Someone needs to buy Advocate Flea, Heartworm and Tick control because there are way too many bugs in To The Rescue!. Playing version 1.0.7 on Windows 11, glitches like dogs phasing out of their kennels, getting stuck on doors, losing items underneath the environment, and tools not being able to be put down were mildly frustrating to deal with.

Regrettably, it doesn’t end there. There were severe game-breaking issues, such as getting stuck in the adoption scene or dialogue boxes and being unable to select dogs. Another included my main story save becoming a stuttering mess after a few hours of play, skipping nearly every five or so seconds. The only fix was to start a new game and I did not figure out the root of the stuttering.

Throughout our pre-release review, there have already been a few patches that fixed issues with audio and resolution. Still, there is oddly enough some issues with changing these options and the window mode. There isn’t even support for QHD monitors. I’m hoping that given the passion and goals Little Rock Games has for To The Rescue!, they’ll do their darndest to amend these concerns as soon as possible.

Update: We’ve been informed that many of the bugs we experienced have been fixed for launch.




  • Cute style with lots of dogs to find forever homes for
  • Shelter management can be strategic or casual fun


  • Tricky controls and interface
  • Game-breaking bugs and performance issues
  • Music is too repetitive
  • Pacing is a little off

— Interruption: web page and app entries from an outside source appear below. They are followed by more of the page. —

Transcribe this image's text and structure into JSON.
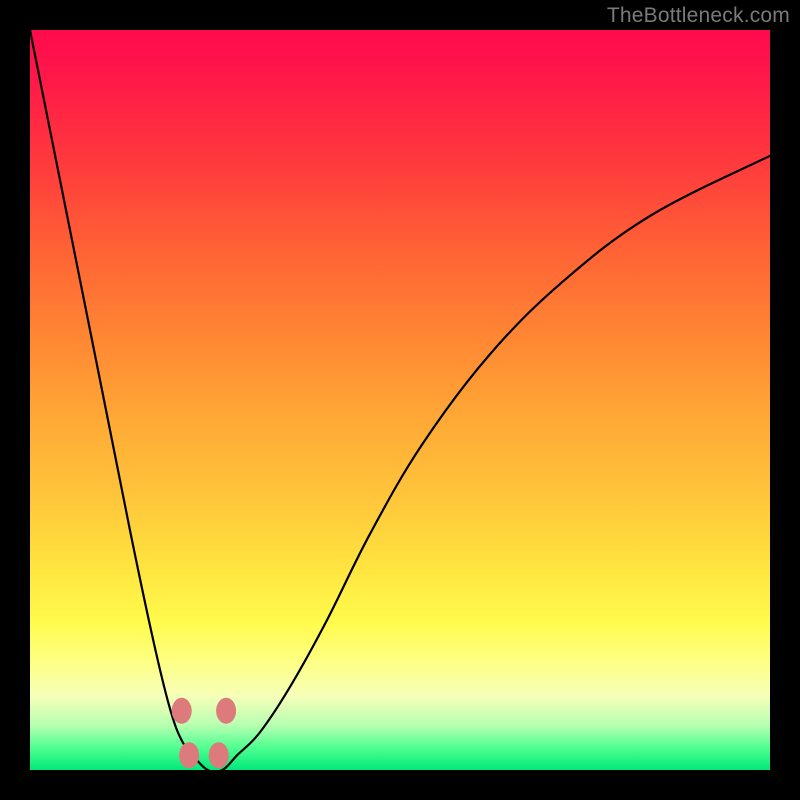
{
  "watermark": "TheBottleneck.com",
  "colors": {
    "frame": "#000000",
    "curve": "#000000",
    "marker": "#dd7a7b"
  },
  "chart_data": {
    "type": "line",
    "title": "",
    "xlabel": "",
    "ylabel": "",
    "xlim": [
      0,
      100
    ],
    "ylim": [
      0,
      100
    ],
    "grid": false,
    "series": [
      {
        "name": "bottleneck-curve",
        "x": [
          0,
          5,
          10,
          14,
          17,
          19,
          20.5,
          22,
          24,
          26,
          28,
          31,
          35,
          40,
          46,
          53,
          62,
          72,
          84,
          100
        ],
        "y": [
          100,
          75,
          50,
          30,
          16,
          8,
          4,
          2,
          0,
          0,
          2,
          5,
          11,
          20,
          32,
          44,
          56,
          66,
          75,
          83
        ]
      }
    ],
    "markers": [
      {
        "x": 20.5,
        "y": 8
      },
      {
        "x": 26.5,
        "y": 8
      },
      {
        "x": 21.5,
        "y": 2
      },
      {
        "x": 25.5,
        "y": 2
      }
    ],
    "background_gradient": [
      {
        "stop": 0.0,
        "color": "#ff0b4e"
      },
      {
        "stop": 0.5,
        "color": "#ff9a35"
      },
      {
        "stop": 0.8,
        "color": "#fffb4c"
      },
      {
        "stop": 1.0,
        "color": "#00e87a"
      }
    ]
  }
}
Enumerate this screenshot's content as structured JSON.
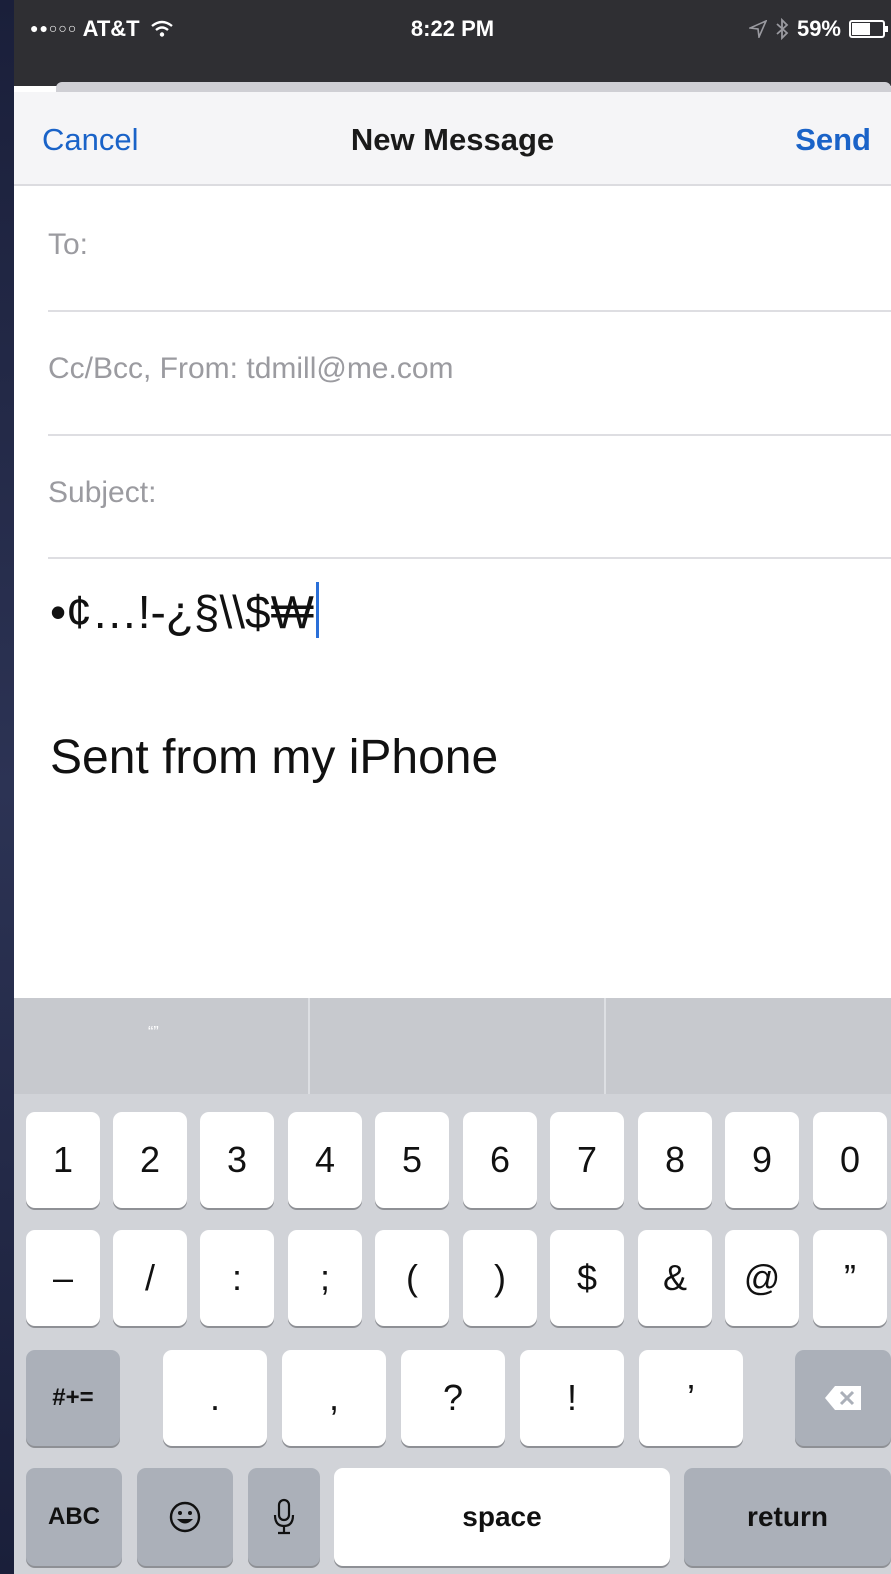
{
  "status_bar": {
    "signal_dots": "●●○○○",
    "carrier": "AT&T",
    "wifi_icon": "wifi-icon",
    "time": "8:22 PM",
    "location_icon": "location-arrow-icon",
    "bluetooth_icon": "bluetooth-icon",
    "battery": "59%",
    "battery_level": 0.59
  },
  "nav": {
    "cancel_label": "Cancel",
    "title": "New Message",
    "send_label": "Send"
  },
  "fields": {
    "to_label": "To:",
    "ccbcc_label": "Cc/Bcc, From:",
    "from_value": "tdmill@me.com",
    "subject_label": "Subject:"
  },
  "body": {
    "typed_text": "•¢…!-¿§\\\\$₩",
    "signature": "Sent from my iPhone"
  },
  "keyboard": {
    "suggestions": [
      "“”",
      "",
      ""
    ],
    "row1": [
      "1",
      "2",
      "3",
      "4",
      "5",
      "6",
      "7",
      "8",
      "9",
      "0"
    ],
    "row2": [
      "–",
      "/",
      ":",
      ";",
      "(",
      ")",
      "$",
      "&",
      "@",
      "”"
    ],
    "row3": {
      "shift_label": "#+=",
      "keys": [
        ".",
        ",",
        "?",
        "!",
        "’"
      ],
      "delete_icon": "backspace-icon"
    },
    "row4": {
      "abc_label": "ABC",
      "emoji_icon": "emoji-icon",
      "mic_icon": "microphone-icon",
      "space_label": "space",
      "return_label": "return"
    }
  },
  "colors": {
    "accent_blue": "#1a63c8",
    "status_bar_bg": "#2f2f33",
    "keyboard_bg": "#d1d3d8",
    "function_key": "#abb0b9"
  }
}
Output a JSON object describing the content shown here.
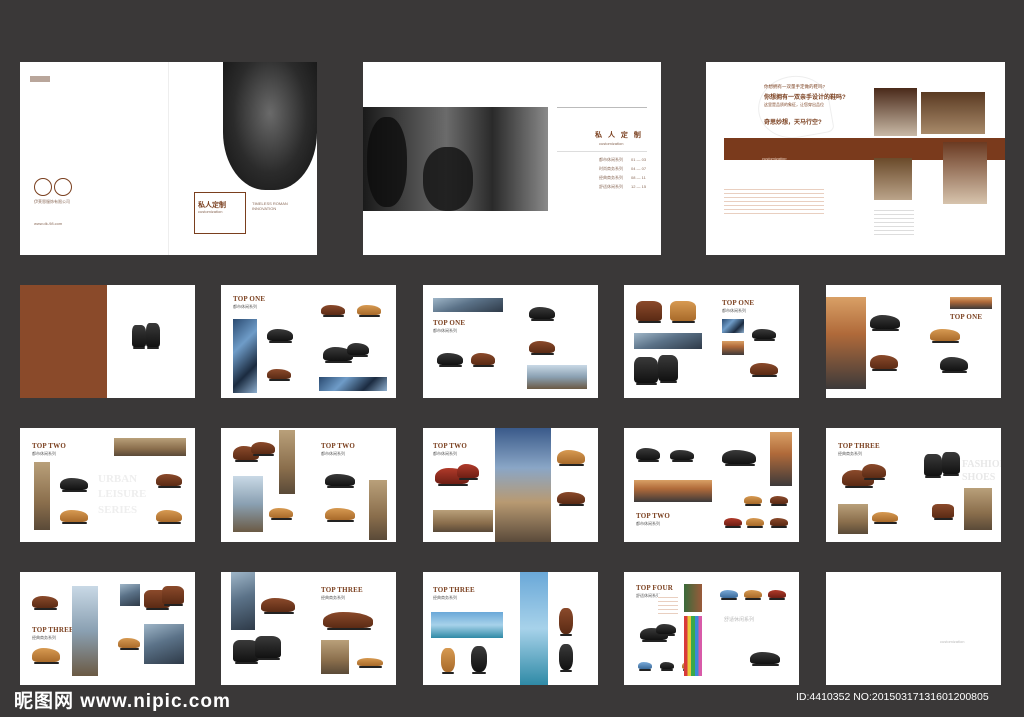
{
  "cover": {
    "title": "私人定制",
    "subtitle": "customization",
    "side_text": "TIMELESS ROMAN INNOVATION",
    "company": "伊莱恩服饰有限公司",
    "website": "www.dk-98.com"
  },
  "toc": {
    "title": "私 人 定 制",
    "subtitle": "customization",
    "items": [
      "都市休闲系列",
      "时尚商务系列",
      "经典商务系列",
      "舒适休闲系列"
    ],
    "numbers": [
      "01 — 03",
      "04 — 07",
      "08 — 11",
      "12 — 15"
    ]
  },
  "intro": {
    "q1": "你想拥有一双量手定做的鞋吗?",
    "q2": "你想拥有一双亲手设计的鞋吗?",
    "q3": "这里是品质的象征，让您穿出品位",
    "q4": "奇思妙想，天马行空?",
    "band": "customization"
  },
  "pages": {
    "top_one": "TOP ONE",
    "top_one_sub": "都市休闲系列",
    "top_two": "TOP TWO",
    "top_two_sub": "都市休闲系列",
    "top_three": "TOP THREE",
    "top_three_sub": "经典商务系列",
    "top_four": "TOP FOUR",
    "top_four_sub": "舒适休闲系列",
    "urban_series": [
      "URBAN",
      "LEISURE",
      "SERIES"
    ],
    "fashion_shoes": [
      "FASHION",
      "SHOES"
    ],
    "blank_caption": "customization"
  },
  "watermark": {
    "site": "昵图网 www.nipic.com",
    "id": "ID:4410352 NO:20150317131601200805"
  }
}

To The Rescue! delivers a meaningful message about animal welfare in a family-friendly package. An inoffensive tycoon game full of cute dogs and happy moments makes running a dog shelter a cheerful task. Yet, that task becomes painstakingly frustrating with a poor interface, micromanaging dozens of pups with a limited inventory and clumsy controls. It doesn’t help that there are many, many glitches and game-breaking bugs. Little Rock Games might be biting off more than they can chew with To The Rescue!.